Gail's personal artwork reflects her curiosity and fascination with animate structures. These works examine how and why these structural relationships appear over and over again in nature. In more recent years, Gail has combined forms so that they seem “real”, but are actually composites that she hopes will trigger memories in viewers coming both from what they are looking at (but can't quite name), and their own personal histories. Sometimes she takes one form, such as herself, and displays it in many different ways, revealing how even one form has many facets.
WSPIC Arts is my business name.
W is for wood, the material I first learned to carve, and the one I continue to carve most often. I tend to use wood to explore more abstract ideas.
S is for stone, which became my alternative carving choice, offering me different technical challenges and sensibilities than wood.
P is for paper and prints. I started making prints with my father as a young child. It seemed like magic to move an image from one material to another, again and again. I also like to build paper forms into reliefs and sculptures, often in conjunction with inks.
I is for inks and drawings. Most of my drawings begin as studies for sculptures, but sometimes they take on a life of their own in order to achieve moods or effects different than explored in my three dimensional works. My favorite method for developing a two dimensional surface is with ink.
C is for casts. From time to time I have developed an idea beyond its original material (usually stone), and achieve a new life and aesthetic for it in bronze. The aspect of casting I most enjoy is chasing to create new effects which I can then accentuate with patinas.

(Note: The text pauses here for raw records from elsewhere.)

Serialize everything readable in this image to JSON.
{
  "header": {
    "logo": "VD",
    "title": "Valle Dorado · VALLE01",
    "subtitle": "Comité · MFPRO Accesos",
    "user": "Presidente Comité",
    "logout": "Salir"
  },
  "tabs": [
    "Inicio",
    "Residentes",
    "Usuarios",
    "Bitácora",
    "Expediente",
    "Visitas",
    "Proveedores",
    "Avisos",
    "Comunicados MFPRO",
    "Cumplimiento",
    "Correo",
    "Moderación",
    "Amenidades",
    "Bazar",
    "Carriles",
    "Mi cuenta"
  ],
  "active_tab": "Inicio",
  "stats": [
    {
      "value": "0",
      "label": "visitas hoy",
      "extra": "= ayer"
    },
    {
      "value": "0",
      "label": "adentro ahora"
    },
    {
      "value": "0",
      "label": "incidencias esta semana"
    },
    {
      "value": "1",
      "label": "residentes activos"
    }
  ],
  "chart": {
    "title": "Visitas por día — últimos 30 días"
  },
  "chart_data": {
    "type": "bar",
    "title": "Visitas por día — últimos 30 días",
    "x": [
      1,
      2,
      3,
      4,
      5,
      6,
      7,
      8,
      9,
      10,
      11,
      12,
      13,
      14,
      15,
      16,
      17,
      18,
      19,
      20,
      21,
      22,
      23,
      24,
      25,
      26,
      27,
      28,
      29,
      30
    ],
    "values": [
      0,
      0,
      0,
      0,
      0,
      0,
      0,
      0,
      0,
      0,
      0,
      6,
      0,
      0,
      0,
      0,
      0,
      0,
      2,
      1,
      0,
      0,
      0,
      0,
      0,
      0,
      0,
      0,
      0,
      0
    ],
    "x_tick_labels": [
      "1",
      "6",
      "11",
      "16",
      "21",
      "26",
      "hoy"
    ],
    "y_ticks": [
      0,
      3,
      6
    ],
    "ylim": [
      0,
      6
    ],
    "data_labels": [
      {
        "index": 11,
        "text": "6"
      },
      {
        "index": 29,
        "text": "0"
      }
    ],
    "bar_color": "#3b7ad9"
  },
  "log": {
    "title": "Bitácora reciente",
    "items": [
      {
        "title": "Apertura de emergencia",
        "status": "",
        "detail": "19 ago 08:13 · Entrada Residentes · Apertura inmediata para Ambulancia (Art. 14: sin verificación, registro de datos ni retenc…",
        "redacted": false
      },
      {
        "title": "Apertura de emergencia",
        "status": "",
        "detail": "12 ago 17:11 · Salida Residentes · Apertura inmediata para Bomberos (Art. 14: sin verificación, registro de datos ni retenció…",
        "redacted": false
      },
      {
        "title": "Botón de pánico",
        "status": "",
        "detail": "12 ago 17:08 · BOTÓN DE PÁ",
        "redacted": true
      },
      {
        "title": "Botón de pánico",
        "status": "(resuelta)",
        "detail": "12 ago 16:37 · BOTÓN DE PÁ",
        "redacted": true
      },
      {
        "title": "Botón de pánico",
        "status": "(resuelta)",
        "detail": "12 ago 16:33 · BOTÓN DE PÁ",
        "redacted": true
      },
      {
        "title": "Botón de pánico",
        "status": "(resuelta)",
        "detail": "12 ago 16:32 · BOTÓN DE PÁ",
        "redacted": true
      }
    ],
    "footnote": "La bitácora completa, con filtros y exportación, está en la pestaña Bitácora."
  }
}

Arts is for other modes of sculptural work. My primary “outlier” group was a set of 81 small assembled sculptures regarding the Tao te Ching. This series was an opportunity to change my pace of thinking, to free myself of my accustomed materials, and to try something new. The series was an exploration as a westerner of an eastern philosophy, and showed how this westerner connects with the philosophical gist of each passage in a visual way. My other “outlier” pieces were public pieces; a monumental ferrocement sculpture I built for Roger Williams Park through a NEA matching grant in 1976, and two subsequent treatment room environments created for Hasbro Children's Hospital, in Providence, RI. The common aim of all my work is to connect with viewers by bypassing as many cultural, educational, religious, gender-related, and age-related barriers as possible. My great hope is to visually present some aspect that viewers already know in themselves, and use it to find a human connection. Many of the sculptures and works on paper on this website are available for sale. Some are presented only as examples of particular styles. These can be referred to as guides for a commissioned work.